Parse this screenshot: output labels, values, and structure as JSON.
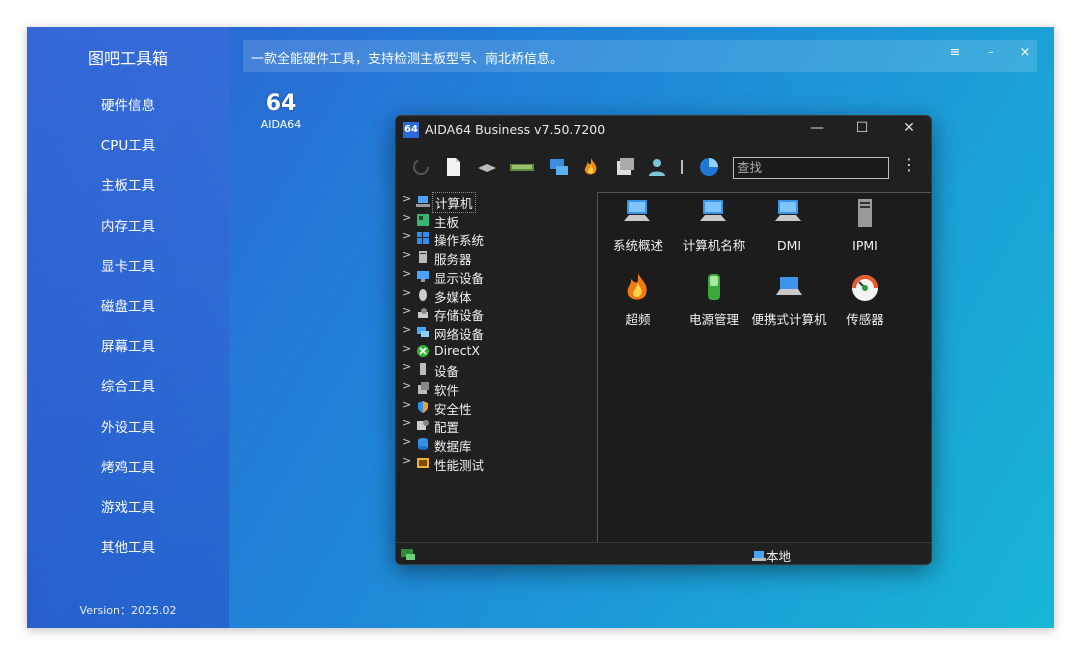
{
  "app": {
    "title": "图吧工具箱",
    "version": "Version：2025.02",
    "description": "一款全能硬件工具，支持检测主板型号、南北桥信息。"
  },
  "window_controls": {
    "menu": "≡",
    "minimize": "-",
    "close": "×"
  },
  "sidebar": {
    "items": [
      {
        "label": "硬件信息"
      },
      {
        "label": "CPU工具"
      },
      {
        "label": "主板工具"
      },
      {
        "label": "内存工具"
      },
      {
        "label": "显卡工具"
      },
      {
        "label": "磁盘工具"
      },
      {
        "label": "屏幕工具"
      },
      {
        "label": "综合工具"
      },
      {
        "label": "外设工具"
      },
      {
        "label": "烤鸡工具"
      },
      {
        "label": "游戏工具"
      },
      {
        "label": "其他工具"
      }
    ]
  },
  "desktop_icon": {
    "glyph": "64",
    "label": "AIDA64"
  },
  "aida": {
    "logo": "64",
    "title": "AIDA64 Business v7.50.7200",
    "controls": {
      "minimize": "—",
      "maximize": "☐",
      "close": "✕"
    },
    "search_placeholder": "查找",
    "toolbar_icons": [
      "refresh-icon",
      "report-icon",
      "motherboard-icon",
      "memory-icon",
      "network-icon",
      "flame-icon",
      "software-icon",
      "user-icon",
      "separator",
      "disk-icon"
    ],
    "tree": [
      {
        "label": "计算机",
        "icon": "computer-icon",
        "color": "#4aa3ff",
        "selected": true
      },
      {
        "label": "主板",
        "icon": "motherboard-icon",
        "color": "#3cb371"
      },
      {
        "label": "操作系统",
        "icon": "windows-icon",
        "color": "#2f8ff0"
      },
      {
        "label": "服务器",
        "icon": "server-icon",
        "color": "#bbbbbb"
      },
      {
        "label": "显示设备",
        "icon": "display-icon",
        "color": "#4aa3ff"
      },
      {
        "label": "多媒体",
        "icon": "multimedia-icon",
        "color": "#cccccc"
      },
      {
        "label": "存储设备",
        "icon": "storage-icon",
        "color": "#cccccc"
      },
      {
        "label": "网络设备",
        "icon": "network-icon",
        "color": "#4aa3ff"
      },
      {
        "label": "DirectX",
        "icon": "xbox-icon",
        "color": "#35b335"
      },
      {
        "label": "设备",
        "icon": "device-icon",
        "color": "#bbbbbb"
      },
      {
        "label": "软件",
        "icon": "software-icon",
        "color": "#bbbbbb"
      },
      {
        "label": "安全性",
        "icon": "shield-icon",
        "color": "#f0a030"
      },
      {
        "label": "配置",
        "icon": "config-icon",
        "color": "#cccccc"
      },
      {
        "label": "数据库",
        "icon": "database-icon",
        "color": "#3a8ee6"
      },
      {
        "label": "性能测试",
        "icon": "benchmark-icon",
        "color": "#f0b030"
      }
    ],
    "panel_items": [
      {
        "label": "系统概述",
        "icon": "computer-icon"
      },
      {
        "label": "计算机名称",
        "icon": "computer-icon"
      },
      {
        "label": "DMI",
        "icon": "computer-icon"
      },
      {
        "label": "IPMI",
        "icon": "server-icon"
      },
      {
        "label": "超频",
        "icon": "flame-icon"
      },
      {
        "label": "电源管理",
        "icon": "battery-icon"
      },
      {
        "label": "便携式计算机",
        "icon": "laptop-icon"
      },
      {
        "label": "传感器",
        "icon": "gauge-icon"
      }
    ],
    "status": {
      "location": "本地"
    }
  }
}
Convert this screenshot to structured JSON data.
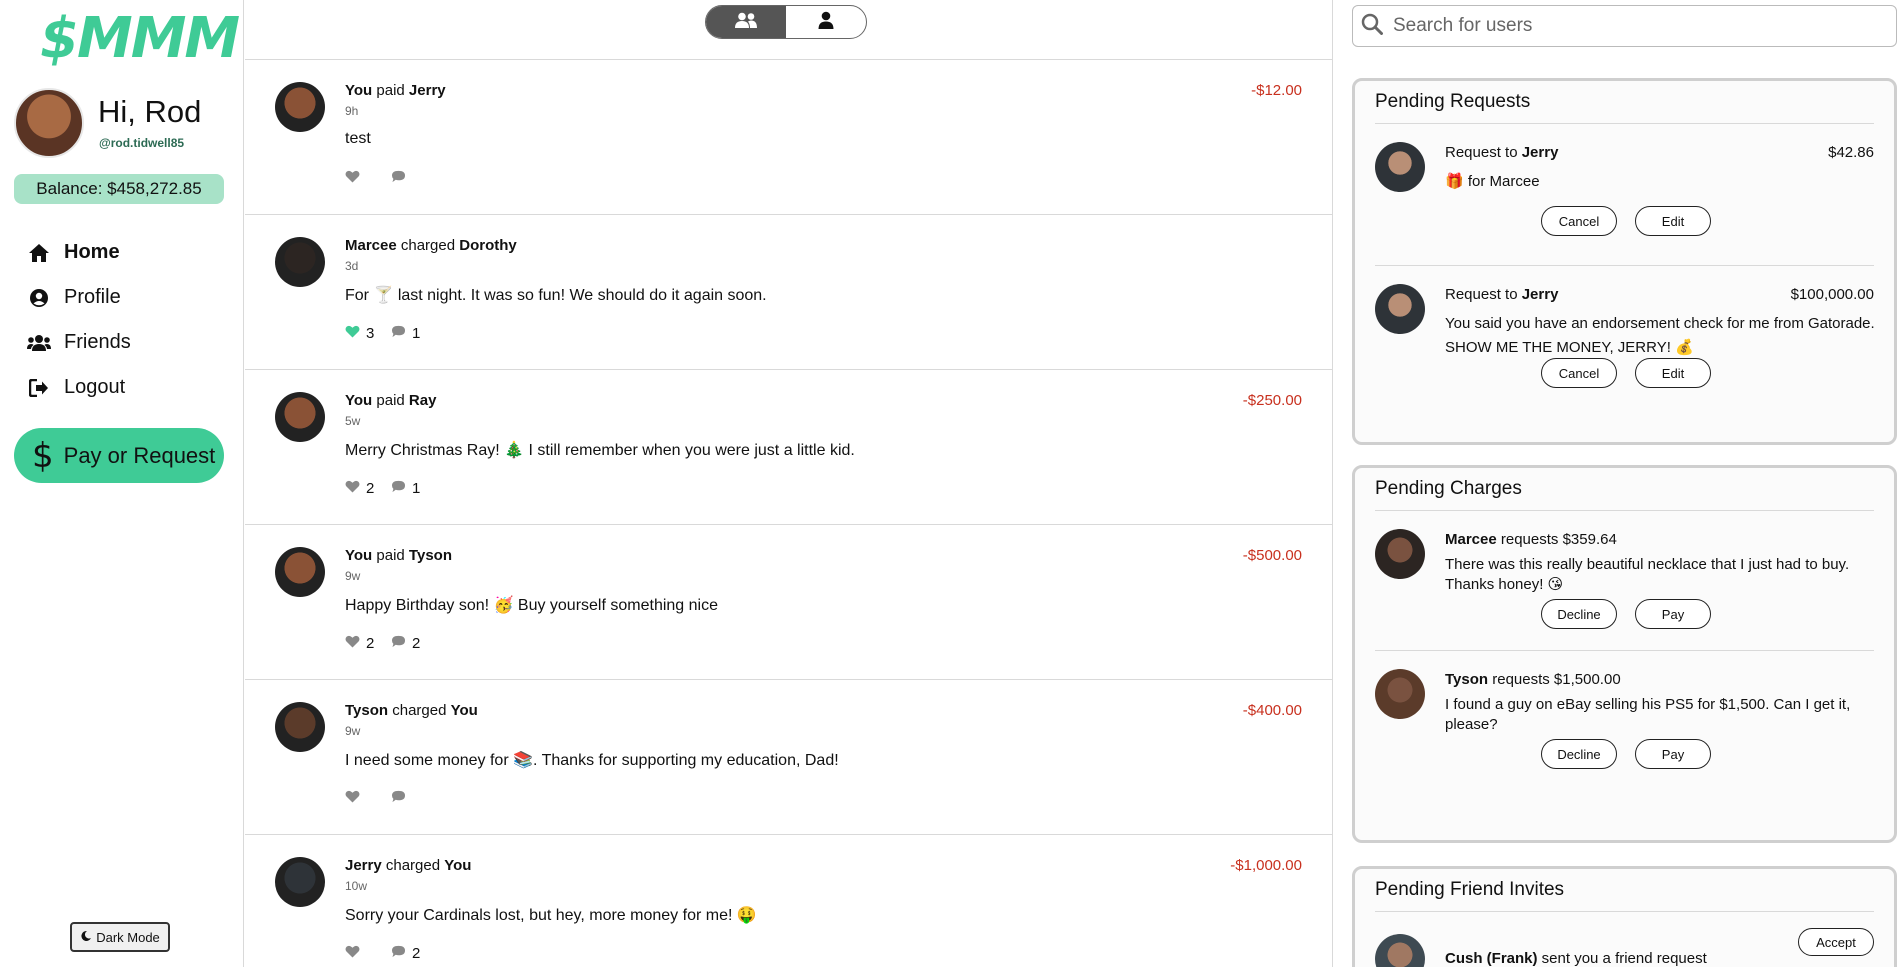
{
  "app": {
    "logo": "$MMM"
  },
  "user": {
    "greeting": "Hi, Rod",
    "handle": "@rod.tidwell85",
    "balance": "Balance: $458,272.85"
  },
  "nav": [
    {
      "label": "Home",
      "icon": "home-icon",
      "active": true
    },
    {
      "label": "Profile",
      "icon": "user-circle-icon",
      "active": false
    },
    {
      "label": "Friends",
      "icon": "users-icon",
      "active": false
    },
    {
      "label": "Logout",
      "icon": "logout-icon",
      "active": false
    }
  ],
  "pay_button": {
    "label": "Pay or Request",
    "icon": "dollar-icon"
  },
  "dark_mode": {
    "label": "Dark Mode",
    "icon": "moon-icon"
  },
  "feed_toggle": {
    "options": [
      "friends-icon",
      "person-icon"
    ],
    "active": 0
  },
  "feed": [
    {
      "actor": "You",
      "verb": " paid ",
      "target": "Jerry",
      "time": "9h",
      "amount": "-$12.00",
      "message": "test",
      "likes": "",
      "comments": "",
      "liked": false,
      "avatar_color": "#8a5236"
    },
    {
      "actor": "Marcee",
      "verb": " charged ",
      "target": "Dorothy",
      "time": "3d",
      "amount": "",
      "message": "For 🍸 last night. It was so fun! We should do it again soon.",
      "likes": "3",
      "comments": "1",
      "liked": true,
      "avatar_color": "#2c2522"
    },
    {
      "actor": "You",
      "verb": " paid ",
      "target": "Ray",
      "time": "5w",
      "amount": "-$250.00",
      "message": "Merry Christmas Ray! 🎄 I still remember when you were just a little kid.",
      "likes": "2",
      "comments": "1",
      "liked": false,
      "avatar_color": "#8a5236"
    },
    {
      "actor": "You",
      "verb": " paid ",
      "target": "Tyson",
      "time": "9w",
      "amount": "-$500.00",
      "message": "Happy Birthday son! 🥳 Buy yourself something nice",
      "likes": "2",
      "comments": "2",
      "liked": false,
      "avatar_color": "#8a5236"
    },
    {
      "actor": "Tyson",
      "verb": " charged ",
      "target": "You",
      "time": "9w",
      "amount": "-$400.00",
      "message": "I need some money for 📚. Thanks for supporting my education, Dad!",
      "likes": "",
      "comments": "",
      "liked": false,
      "avatar_color": "#5b3b2a"
    },
    {
      "actor": "Jerry",
      "verb": " charged ",
      "target": "You",
      "time": "10w",
      "amount": "-$1,000.00",
      "message": "Sorry your Cardinals lost, but hey, more money for me! 🤑",
      "likes": "",
      "comments": "2",
      "liked": false,
      "avatar_color": "#2e3338"
    }
  ],
  "search": {
    "placeholder": "Search for users"
  },
  "pending_requests": {
    "title": "Pending Requests",
    "items": [
      {
        "prefix": "Request to ",
        "name": "Jerry",
        "amount": "$42.86",
        "text": "🎁 for Marcee",
        "btn1": "Cancel",
        "btn2": "Edit",
        "avatar_color": "#2e3338"
      },
      {
        "prefix": "Request to ",
        "name": "Jerry",
        "amount": "$100,000.00",
        "text": "You said you have an endorsement check for me from Gatorade. SHOW ME THE MONEY, JERRY! 💰",
        "btn1": "Cancel",
        "btn2": "Edit",
        "avatar_color": "#2e3338"
      }
    ]
  },
  "pending_charges": {
    "title": "Pending Charges",
    "items": [
      {
        "name": "Marcee",
        "suffix": " requests $359.64",
        "text": "There was this really beautiful necklace that I just had to buy. Thanks honey! 😘",
        "btn1": "Decline",
        "btn2": "Pay",
        "avatar_color": "#2c2522"
      },
      {
        "name": "Tyson",
        "suffix": " requests $1,500.00",
        "text": "I found a guy on eBay selling his PS5 for $1,500. Can I get it, please?",
        "btn1": "Decline",
        "btn2": "Pay",
        "avatar_color": "#5b3b2a"
      }
    ]
  },
  "pending_invites": {
    "title": "Pending Friend Invites",
    "items": [
      {
        "name": "Cush (Frank)",
        "suffix": " sent you a friend request",
        "btn": "Accept",
        "avatar_color": "#3e4a52"
      }
    ]
  }
}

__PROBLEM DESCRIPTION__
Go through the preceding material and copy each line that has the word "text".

__WORKED SOLUTION__
        "text": "🎁 for Marcee",
        "text": "You said you have an endorsement check for me from Gatorade. SHOW ME THE MONEY, JERRY! 💰",
        "text": "There was this really beautiful necklace that I just had to buy. Thanks honey! 😘",
        "text": "I found a guy on eBay selling his PS5 for $1,500. Can I get it, please?",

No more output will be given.